• _Task goal_: Pick every line from the data that holds the word "make".

*** Block opens ***

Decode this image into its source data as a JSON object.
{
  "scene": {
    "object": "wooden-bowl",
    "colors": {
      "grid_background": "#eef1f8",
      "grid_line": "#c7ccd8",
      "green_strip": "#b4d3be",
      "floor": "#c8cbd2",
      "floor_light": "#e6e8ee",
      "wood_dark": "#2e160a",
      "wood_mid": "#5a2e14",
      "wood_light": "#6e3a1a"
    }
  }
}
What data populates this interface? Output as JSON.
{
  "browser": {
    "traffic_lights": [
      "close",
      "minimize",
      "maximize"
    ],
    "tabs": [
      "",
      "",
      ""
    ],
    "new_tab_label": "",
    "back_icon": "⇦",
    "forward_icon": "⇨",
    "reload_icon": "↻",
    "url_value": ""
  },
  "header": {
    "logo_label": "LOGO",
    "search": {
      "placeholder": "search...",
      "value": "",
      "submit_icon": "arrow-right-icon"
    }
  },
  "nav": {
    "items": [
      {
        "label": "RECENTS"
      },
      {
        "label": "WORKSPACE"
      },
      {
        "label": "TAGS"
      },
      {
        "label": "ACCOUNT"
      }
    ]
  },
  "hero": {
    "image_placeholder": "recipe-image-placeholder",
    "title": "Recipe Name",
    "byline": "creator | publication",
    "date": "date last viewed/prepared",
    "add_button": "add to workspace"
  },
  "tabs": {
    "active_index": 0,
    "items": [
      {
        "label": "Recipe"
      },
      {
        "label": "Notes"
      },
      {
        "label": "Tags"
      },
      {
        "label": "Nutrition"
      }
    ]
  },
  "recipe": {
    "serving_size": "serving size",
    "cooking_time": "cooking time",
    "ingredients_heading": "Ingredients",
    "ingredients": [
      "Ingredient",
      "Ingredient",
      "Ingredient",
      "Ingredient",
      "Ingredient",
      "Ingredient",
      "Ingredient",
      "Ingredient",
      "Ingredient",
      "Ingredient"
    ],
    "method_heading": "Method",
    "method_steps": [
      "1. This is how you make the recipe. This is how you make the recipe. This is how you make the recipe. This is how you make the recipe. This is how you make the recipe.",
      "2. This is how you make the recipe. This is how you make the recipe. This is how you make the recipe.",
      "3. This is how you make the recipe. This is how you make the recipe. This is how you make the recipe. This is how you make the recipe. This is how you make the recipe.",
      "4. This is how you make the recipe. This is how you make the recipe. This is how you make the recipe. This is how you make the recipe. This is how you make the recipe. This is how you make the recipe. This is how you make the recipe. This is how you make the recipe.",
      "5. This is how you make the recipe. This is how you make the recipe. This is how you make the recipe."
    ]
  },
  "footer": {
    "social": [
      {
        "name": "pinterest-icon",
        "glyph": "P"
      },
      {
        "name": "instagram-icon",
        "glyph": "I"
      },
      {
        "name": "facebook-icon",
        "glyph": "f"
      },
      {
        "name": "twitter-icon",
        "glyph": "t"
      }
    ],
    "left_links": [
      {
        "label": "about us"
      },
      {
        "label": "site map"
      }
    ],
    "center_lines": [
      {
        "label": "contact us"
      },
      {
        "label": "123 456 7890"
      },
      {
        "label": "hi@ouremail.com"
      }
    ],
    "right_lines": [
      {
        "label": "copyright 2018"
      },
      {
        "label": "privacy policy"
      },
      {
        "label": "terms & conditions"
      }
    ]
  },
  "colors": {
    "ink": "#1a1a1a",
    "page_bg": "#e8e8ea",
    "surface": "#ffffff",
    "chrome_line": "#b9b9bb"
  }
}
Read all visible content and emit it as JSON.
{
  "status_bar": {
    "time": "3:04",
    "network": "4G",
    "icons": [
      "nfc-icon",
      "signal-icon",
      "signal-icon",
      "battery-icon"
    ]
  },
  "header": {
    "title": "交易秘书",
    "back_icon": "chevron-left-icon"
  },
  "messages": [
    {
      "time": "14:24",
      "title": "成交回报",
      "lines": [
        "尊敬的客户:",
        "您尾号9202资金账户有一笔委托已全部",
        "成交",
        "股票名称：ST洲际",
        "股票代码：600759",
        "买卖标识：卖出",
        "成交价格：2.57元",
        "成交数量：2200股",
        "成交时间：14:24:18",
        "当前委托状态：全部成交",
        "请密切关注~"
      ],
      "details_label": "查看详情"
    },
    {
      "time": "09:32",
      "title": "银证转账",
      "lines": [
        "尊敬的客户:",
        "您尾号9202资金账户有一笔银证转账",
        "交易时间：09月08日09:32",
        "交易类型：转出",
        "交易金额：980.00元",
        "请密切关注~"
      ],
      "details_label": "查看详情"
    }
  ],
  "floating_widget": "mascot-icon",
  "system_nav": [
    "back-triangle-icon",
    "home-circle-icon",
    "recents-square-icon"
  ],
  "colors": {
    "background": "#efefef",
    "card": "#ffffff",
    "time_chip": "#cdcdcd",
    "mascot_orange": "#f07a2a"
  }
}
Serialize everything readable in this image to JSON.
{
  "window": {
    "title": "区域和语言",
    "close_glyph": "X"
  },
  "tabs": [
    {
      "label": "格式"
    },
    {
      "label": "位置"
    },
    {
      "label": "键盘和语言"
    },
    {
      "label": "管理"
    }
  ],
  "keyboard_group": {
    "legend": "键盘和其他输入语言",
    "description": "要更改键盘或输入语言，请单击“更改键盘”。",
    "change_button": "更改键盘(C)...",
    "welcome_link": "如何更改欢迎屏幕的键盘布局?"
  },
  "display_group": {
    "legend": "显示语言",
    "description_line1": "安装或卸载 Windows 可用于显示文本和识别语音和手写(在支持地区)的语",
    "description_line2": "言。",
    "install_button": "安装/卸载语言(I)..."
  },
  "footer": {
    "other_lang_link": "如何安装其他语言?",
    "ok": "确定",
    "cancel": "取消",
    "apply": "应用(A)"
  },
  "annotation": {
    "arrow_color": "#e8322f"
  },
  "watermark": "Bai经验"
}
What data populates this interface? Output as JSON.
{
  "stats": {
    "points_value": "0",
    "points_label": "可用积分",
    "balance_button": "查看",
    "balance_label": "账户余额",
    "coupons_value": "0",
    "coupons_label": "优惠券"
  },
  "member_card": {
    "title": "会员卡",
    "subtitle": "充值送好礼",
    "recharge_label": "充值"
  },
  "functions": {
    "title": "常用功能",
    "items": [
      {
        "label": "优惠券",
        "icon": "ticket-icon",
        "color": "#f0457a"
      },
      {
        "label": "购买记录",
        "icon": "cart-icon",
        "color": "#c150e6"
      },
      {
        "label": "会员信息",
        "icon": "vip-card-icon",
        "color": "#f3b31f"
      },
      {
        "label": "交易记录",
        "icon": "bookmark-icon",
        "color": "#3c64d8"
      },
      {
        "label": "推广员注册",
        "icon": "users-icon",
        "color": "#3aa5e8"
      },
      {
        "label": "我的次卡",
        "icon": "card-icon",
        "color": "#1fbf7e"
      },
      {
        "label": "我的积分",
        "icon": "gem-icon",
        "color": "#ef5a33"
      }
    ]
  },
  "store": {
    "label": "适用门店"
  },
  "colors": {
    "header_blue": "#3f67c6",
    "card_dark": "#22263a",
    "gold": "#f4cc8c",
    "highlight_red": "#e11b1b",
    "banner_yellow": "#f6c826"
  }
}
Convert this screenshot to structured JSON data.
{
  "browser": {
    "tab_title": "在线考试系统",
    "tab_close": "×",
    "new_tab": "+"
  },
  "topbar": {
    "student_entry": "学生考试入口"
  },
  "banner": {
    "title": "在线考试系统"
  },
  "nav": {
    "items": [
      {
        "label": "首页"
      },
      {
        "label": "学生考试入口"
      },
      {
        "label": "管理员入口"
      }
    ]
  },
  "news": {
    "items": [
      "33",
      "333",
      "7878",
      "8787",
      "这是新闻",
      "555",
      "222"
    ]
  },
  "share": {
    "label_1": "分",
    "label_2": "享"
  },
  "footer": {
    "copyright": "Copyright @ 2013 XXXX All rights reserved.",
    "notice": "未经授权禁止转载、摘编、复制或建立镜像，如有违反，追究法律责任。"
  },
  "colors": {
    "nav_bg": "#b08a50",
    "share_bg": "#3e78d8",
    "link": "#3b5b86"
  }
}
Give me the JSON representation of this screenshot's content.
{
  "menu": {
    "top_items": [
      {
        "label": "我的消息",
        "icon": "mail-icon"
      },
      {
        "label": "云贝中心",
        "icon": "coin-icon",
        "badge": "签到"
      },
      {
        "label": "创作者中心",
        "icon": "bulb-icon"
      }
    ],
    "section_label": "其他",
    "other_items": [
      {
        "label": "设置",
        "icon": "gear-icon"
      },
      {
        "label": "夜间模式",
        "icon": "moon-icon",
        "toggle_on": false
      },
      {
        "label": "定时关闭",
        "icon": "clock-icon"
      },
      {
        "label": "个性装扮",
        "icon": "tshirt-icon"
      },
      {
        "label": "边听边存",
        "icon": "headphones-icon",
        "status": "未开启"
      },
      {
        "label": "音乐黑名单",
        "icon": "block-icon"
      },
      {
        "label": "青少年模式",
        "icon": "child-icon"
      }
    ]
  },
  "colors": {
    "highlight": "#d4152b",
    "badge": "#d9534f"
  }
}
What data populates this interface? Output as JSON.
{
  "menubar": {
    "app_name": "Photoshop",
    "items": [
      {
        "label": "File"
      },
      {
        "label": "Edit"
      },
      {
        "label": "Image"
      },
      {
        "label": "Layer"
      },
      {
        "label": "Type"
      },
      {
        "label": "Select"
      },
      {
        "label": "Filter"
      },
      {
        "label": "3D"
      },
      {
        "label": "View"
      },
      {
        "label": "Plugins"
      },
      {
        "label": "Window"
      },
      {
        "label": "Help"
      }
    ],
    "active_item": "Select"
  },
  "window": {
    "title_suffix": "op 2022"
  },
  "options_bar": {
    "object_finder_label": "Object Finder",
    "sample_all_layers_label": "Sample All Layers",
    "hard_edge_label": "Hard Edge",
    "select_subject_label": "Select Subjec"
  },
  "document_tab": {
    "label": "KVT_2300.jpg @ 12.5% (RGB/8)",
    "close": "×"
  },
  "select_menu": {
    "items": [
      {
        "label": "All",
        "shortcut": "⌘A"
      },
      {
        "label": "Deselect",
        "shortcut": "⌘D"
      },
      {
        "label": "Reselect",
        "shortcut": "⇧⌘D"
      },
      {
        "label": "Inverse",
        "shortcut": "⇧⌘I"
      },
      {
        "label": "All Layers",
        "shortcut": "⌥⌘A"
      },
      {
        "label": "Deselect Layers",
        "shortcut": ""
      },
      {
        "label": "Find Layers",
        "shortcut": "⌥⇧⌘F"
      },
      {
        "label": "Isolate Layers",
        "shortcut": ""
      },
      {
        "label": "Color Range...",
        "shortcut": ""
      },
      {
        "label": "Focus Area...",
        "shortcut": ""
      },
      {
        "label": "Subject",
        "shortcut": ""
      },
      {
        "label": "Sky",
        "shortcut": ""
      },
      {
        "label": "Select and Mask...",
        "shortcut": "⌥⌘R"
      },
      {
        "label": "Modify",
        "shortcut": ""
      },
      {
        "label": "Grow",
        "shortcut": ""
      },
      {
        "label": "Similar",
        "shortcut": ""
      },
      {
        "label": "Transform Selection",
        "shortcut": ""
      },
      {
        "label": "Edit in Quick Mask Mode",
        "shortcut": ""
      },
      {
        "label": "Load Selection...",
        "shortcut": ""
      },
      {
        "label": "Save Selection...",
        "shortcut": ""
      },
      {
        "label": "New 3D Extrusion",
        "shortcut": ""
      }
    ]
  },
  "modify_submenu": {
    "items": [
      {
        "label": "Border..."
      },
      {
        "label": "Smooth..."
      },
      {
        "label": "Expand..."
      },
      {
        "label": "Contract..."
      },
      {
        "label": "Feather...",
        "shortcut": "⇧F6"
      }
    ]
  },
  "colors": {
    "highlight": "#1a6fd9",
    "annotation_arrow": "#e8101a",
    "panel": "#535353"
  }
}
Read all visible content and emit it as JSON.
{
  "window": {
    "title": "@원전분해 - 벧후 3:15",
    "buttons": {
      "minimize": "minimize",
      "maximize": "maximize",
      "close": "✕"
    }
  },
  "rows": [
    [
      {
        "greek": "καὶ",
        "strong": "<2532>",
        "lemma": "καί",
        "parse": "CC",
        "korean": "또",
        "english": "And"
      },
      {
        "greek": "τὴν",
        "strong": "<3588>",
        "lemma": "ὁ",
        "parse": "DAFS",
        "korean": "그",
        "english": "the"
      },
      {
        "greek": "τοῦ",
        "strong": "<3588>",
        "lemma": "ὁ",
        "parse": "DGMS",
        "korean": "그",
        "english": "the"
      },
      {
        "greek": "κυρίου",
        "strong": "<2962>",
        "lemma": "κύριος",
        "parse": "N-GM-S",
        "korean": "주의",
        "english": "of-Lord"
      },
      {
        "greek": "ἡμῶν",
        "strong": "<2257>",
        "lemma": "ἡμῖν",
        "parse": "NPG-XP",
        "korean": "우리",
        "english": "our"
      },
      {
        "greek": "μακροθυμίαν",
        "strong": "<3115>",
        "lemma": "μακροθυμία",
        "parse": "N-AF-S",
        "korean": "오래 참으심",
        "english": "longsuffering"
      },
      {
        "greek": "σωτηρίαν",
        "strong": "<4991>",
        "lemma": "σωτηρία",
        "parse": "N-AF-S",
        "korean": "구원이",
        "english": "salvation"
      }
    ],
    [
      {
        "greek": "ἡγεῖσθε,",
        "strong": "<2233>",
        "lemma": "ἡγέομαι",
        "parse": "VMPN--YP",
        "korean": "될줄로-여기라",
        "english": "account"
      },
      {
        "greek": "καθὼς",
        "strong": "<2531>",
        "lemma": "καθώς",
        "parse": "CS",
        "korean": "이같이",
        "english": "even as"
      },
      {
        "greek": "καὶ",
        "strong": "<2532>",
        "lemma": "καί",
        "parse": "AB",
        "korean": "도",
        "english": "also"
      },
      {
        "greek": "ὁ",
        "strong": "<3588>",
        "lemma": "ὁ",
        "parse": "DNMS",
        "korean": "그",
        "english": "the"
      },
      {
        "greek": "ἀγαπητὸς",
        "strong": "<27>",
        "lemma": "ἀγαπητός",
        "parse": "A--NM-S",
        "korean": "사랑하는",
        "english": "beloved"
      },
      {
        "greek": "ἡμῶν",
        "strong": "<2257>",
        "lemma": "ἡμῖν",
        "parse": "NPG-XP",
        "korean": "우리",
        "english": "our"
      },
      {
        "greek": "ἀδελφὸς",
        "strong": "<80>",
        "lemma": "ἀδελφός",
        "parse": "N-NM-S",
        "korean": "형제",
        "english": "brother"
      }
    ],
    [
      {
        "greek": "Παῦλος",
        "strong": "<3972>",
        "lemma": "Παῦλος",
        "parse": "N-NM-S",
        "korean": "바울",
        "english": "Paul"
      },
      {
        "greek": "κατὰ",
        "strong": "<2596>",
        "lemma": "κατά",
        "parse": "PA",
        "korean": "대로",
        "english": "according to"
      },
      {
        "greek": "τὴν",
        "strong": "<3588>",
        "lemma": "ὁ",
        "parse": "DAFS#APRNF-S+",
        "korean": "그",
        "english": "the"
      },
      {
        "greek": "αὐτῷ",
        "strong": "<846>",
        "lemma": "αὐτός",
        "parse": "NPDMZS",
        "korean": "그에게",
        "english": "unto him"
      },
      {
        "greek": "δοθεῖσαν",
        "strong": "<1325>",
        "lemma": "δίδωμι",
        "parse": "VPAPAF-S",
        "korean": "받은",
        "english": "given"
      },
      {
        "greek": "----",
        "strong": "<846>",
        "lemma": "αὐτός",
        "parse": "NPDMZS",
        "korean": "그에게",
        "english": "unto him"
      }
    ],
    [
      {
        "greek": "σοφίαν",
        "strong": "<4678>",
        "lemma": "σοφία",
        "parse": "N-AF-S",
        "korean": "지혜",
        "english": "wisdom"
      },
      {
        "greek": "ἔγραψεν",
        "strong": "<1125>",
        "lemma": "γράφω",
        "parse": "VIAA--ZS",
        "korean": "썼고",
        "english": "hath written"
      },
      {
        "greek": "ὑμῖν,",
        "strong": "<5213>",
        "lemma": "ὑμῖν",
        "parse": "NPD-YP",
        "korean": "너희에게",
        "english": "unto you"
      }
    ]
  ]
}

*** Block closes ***

• _Exercise solution_:
      "1. This is how you make the recipe. This is how you make the recipe. This is how you make the recipe. This is how you make the recipe. This is how you make the recipe.",
      "2. This is how you make the recipe. This is how you make the recipe. This is how you make the recipe.",
      "3. This is how you make the recipe. This is how you make the recipe. This is how you make the recipe. This is how you make the recipe. This is how you make the recipe.",
      "4. This is how you make the recipe. This is how you make the recipe. This is how you make the recipe. This is how you make the recipe. This is how you make the recipe. This is how you make the recipe. This is how you make the recipe. This is how you make the recipe.",
      "5. This is how you make the recipe. This is how you make the recipe. This is how you make the recipe."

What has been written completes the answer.